Unfortunately, the deployment of ICTs, a 21st Century phenomenon, is taking place in the context of classic 20th Century divides of class, place, and race—and they seem to exacerbate these divides instead of abating them (8). This need not be so. A multisector and multipronged approach could ensure that ICT developments are taken advantage of with the goal of reducing communication inequalities and cancer disparities. These include changes in telecommunication policies that subsidize access to the Internet and online services for the underserved, paying close attention to the information architecture including software to ensure access to information that is comprehensible, and a coordinated effort by professional medical organizations and cancer centers to provide complementary cancer-related information. Last, many underserved groups rely on local community-based organizations (CBO) for support and services. Engaging local CBOs as information navigators would go a long way toward mitigating cancer-related communication inequalities.
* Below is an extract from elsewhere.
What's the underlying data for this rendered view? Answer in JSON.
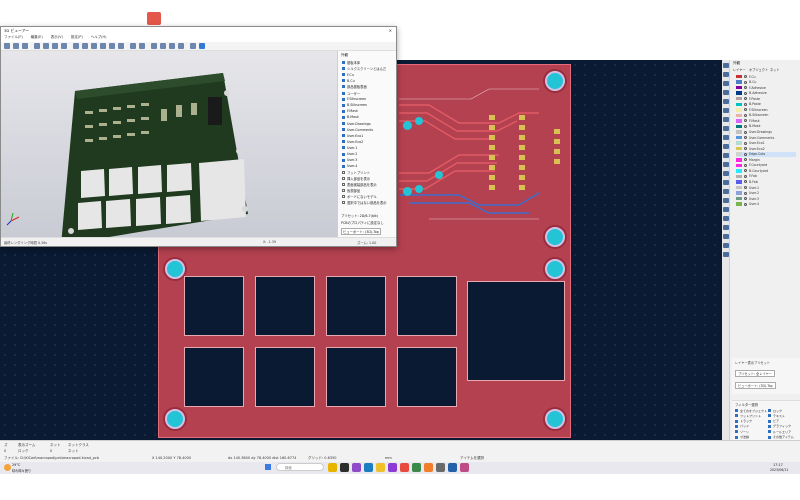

Ultimately, if there is a coordinated cancer communication strategy that takes advantage of the communications revolution, it may very well be possible to accelerate the declines in cancer mortality uniformly among all groups, and to stem the potential for growing cancer incidence and mortality in the developing world.
Disclosure of Potential Conflicts of Interest
No potential conflicts of interest were disclosed.
Conception and design: K. Viswanath, S. Ramanadhan
Development of methodology: K. Viswanath
Acquisition of data (provided animals, acquired and managed patients, provided facilities, etc.): K. Viswanath, M. Jung
Analysis and interpretation of data (e.g., statistical analysis, biostatistics, computational analysis): K. Viswanath, R.H. Nagler
Writing, review, and/or revision of the manuscript: K. Viswanath, R.H. Nagler, C.A. Bigman, M.P. McCauley, M. Jung, S. Ramanadhan
Administrative, technical, or material support (i.e., reporting or organizing data, constructing databases): R.H. Nagler, M. Jung
This work was supported by grants from the NIH: R01 CA122894, R01CA132651-05, and R25 CA057713.
- Received July 18, 2012.
- Accepted July 20, 2012.
- ©2012 American Association for Cancer Research.